***** DATA LISTING *****

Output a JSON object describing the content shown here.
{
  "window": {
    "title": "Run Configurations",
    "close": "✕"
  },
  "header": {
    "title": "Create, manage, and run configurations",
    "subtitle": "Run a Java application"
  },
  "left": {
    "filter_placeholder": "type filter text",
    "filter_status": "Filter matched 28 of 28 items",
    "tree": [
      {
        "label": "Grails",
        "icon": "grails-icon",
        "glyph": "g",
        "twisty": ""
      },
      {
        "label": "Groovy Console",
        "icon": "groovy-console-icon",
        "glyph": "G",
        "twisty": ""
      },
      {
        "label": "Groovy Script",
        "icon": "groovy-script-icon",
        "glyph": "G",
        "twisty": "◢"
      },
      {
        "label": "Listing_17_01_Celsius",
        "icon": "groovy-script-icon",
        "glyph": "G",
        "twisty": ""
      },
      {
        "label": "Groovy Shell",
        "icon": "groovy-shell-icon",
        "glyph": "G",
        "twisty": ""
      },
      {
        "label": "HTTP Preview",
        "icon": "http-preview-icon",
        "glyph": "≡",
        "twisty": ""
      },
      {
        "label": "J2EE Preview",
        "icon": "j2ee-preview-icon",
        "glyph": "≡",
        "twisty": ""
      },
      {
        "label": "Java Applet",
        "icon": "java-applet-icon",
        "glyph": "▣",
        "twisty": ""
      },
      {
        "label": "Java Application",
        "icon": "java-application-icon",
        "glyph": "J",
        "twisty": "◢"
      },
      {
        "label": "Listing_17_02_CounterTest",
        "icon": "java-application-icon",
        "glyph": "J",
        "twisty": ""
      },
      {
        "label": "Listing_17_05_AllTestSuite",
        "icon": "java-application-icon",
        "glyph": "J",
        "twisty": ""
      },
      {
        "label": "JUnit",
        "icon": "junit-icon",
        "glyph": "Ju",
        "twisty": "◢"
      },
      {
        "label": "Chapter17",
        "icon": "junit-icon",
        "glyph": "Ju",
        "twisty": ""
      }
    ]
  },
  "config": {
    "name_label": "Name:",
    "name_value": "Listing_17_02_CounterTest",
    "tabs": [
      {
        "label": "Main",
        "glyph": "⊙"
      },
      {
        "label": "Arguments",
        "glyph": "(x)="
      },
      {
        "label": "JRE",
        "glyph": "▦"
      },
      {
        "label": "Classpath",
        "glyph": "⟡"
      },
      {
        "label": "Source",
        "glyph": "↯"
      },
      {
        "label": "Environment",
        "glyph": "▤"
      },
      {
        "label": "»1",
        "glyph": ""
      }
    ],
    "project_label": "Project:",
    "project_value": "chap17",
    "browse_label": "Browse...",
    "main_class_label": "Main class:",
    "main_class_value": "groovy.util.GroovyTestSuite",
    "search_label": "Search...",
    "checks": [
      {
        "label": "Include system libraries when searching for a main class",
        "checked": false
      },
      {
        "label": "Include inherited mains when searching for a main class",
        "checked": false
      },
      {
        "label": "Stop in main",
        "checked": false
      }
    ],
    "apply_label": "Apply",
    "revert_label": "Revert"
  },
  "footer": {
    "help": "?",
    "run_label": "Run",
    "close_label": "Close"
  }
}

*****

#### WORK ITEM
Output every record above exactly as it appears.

#### TASK RESPONSE
Output a JSON object describing the content shown here.
{
  "window": {
    "title": "Run Configurations",
    "close": "✕"
  },
  "header": {
    "title": "Create, manage, and run configurations",
    "subtitle": "Run a Java application"
  },
  "left": {
    "filter_placeholder": "type filter text",
    "filter_status": "Filter matched 28 of 28 items",
    "tree": [
      {
        "label": "Grails",
        "icon": "grails-icon",
        "glyph": "g",
        "twisty": ""
      },
      {
        "label": "Groovy Console",
        "icon": "groovy-console-icon",
        "glyph": "G",
        "twisty": ""
      },
      {
        "label": "Groovy Script",
        "icon": "groovy-script-icon",
        "glyph": "G",
        "twisty": "◢"
      },
      {
        "label": "Listing_17_01_Celsius",
        "icon": "groovy-script-icon",
        "glyph": "G",
        "twisty": ""
      },
      {
        "label": "Groovy Shell",
        "icon": "groovy-shell-icon",
        "glyph": "G",
        "twisty": ""
      },
      {
        "label": "HTTP Preview",
        "icon": "http-preview-icon",
        "glyph": "≡",
        "twisty": ""
      },
      {
        "label": "J2EE Preview",
        "icon": "j2ee-preview-icon",
        "glyph": "≡",
        "twisty": ""
      },
      {
        "label": "Java Applet",
        "icon": "java-applet-icon",
        "glyph": "▣",
        "twisty": ""
      },
      {
        "label": "Java Application",
        "icon": "java-application-icon",
        "glyph": "J",
        "twisty": "◢"
      },
      {
        "label": "Listing_17_02_CounterTest",
        "icon": "java-application-icon",
        "glyph": "J",
        "twisty": ""
      },
      {
        "label": "Listing_17_05_AllTestSuite",
        "icon": "java-application-icon",
        "glyph": "J",
        "twisty": ""
      },
      {
        "label": "JUnit",
        "icon": "junit-icon",
        "glyph": "Ju",
        "twisty": "◢"
      },
      {
        "label": "Chapter17",
        "icon": "junit-icon",
        "glyph": "Ju",
        "twisty": ""
      }
    ]
  },
  "config": {
    "name_label": "Name:",
    "name_value": "Listing_17_02_CounterTest",
    "tabs": [
      {
        "label": "Main",
        "glyph": "⊙"
      },
      {
        "label": "Arguments",
        "glyph": "(x)="
      },
      {
        "label": "JRE",
        "glyph": "▦"
      },
      {
        "label": "Classpath",
        "glyph": "⟡"
      },
      {
        "label": "Source",
        "glyph": "↯"
      },
      {
        "label": "Environment",
        "glyph": "▤"
      },
      {
        "label": "»1",
        "glyph": ""
      }
    ],
    "project_label": "Project:",
    "project_value": "chap17",
    "browse_label": "Browse...",
    "main_class_label": "Main class:",
    "main_class_value": "groovy.util.GroovyTestSuite",
    "search_label": "Search...",
    "checks": [
      {
        "label": "Include system libraries when searching for a main class",
        "checked": false
      },
      {
        "label": "Include inherited mains when searching for a main class",
        "checked": false
      },
      {
        "label": "Stop in main",
        "checked": false
      }
    ],
    "apply_label": "Apply",
    "revert_label": "Revert"
  },
  "footer": {
    "help": "?",
    "run_label": "Run",
    "close_label": "Close"
  }
}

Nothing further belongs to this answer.